What Is Patina?
Photography by Jonny Shears and Afshin Behnia
There is no doubt that a car with a remarkable history is more interesting than a car that was driven every so often to the market or to drop the kids off at school. While truly harsh damage is obviously unattractive, some light scuffing, scratches, and evidence of a well-enjoyed life is welcome. These marks and blemishes are like battle scars that become sources of pride, demonstrating that a car is an original survivor.
Along those lines, lately there has been a lot of discussion in the car world of ‘patina’, that slightly dulled finish that speaks to a car’s age and wear. We’ve encountered many cars both on the web and at events that elicit people to comment about their wonderful patina. And frequently they’re right.
But sometimes, we see an old car that looks like it served as a chicken coop, not someone’s transportation. It looks awful. And yet, inevitably, someone will comment about the amazing patina. Patina?! It looks like it’s been treated with contempt, abused, and at best was the first ‘out’ at a demolition derby.

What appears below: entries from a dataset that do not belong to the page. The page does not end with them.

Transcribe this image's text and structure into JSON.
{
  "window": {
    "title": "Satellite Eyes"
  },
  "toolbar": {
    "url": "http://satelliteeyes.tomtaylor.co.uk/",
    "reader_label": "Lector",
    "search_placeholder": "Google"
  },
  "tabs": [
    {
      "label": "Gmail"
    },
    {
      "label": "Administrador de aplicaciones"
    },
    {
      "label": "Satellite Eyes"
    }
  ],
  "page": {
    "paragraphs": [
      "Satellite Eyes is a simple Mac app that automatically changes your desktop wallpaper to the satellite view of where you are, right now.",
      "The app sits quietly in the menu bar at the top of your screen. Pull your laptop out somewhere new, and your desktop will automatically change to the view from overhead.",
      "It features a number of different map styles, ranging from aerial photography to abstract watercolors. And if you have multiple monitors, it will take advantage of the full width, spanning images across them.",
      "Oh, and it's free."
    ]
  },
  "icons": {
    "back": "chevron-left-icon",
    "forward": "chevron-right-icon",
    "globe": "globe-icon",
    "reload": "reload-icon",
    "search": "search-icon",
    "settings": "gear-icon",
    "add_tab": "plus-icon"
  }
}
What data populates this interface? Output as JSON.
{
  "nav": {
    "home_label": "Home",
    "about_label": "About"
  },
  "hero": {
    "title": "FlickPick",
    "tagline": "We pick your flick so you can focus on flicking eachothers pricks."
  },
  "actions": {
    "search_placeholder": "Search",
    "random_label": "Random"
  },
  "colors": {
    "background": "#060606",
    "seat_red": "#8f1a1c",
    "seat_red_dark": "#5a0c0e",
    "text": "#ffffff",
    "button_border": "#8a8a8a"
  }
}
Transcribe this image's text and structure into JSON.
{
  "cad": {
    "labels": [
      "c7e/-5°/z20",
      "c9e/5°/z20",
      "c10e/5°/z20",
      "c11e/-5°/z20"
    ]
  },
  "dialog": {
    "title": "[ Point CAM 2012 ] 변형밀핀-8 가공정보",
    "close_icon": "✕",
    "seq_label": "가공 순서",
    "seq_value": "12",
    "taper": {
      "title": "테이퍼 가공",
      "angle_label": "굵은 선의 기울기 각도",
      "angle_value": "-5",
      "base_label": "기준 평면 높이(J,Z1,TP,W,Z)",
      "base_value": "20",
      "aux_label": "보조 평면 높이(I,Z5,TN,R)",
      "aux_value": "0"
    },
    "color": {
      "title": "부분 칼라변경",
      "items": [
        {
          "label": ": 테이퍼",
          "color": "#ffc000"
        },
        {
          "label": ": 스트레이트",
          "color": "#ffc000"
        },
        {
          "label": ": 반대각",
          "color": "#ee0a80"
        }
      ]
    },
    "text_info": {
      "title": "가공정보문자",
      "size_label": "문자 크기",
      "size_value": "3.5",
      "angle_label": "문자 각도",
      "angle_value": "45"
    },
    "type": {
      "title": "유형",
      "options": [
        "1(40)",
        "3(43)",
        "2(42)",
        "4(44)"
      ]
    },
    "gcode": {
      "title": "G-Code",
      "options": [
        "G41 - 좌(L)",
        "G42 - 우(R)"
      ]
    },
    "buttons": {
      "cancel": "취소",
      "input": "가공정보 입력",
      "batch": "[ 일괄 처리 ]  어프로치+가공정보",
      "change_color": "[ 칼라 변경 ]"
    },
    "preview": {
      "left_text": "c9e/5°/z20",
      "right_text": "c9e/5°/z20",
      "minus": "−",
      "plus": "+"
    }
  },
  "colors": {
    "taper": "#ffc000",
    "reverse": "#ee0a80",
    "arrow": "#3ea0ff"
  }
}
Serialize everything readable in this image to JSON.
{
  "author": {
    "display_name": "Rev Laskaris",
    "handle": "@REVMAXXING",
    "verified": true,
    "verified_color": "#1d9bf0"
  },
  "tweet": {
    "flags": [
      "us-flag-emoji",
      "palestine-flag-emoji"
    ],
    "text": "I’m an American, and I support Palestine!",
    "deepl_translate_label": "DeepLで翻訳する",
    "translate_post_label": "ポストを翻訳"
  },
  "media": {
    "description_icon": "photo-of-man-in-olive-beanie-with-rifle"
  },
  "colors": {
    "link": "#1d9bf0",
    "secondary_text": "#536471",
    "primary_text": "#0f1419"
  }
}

Is this ‘patina’ really desirable?
What is patina and what is not patina?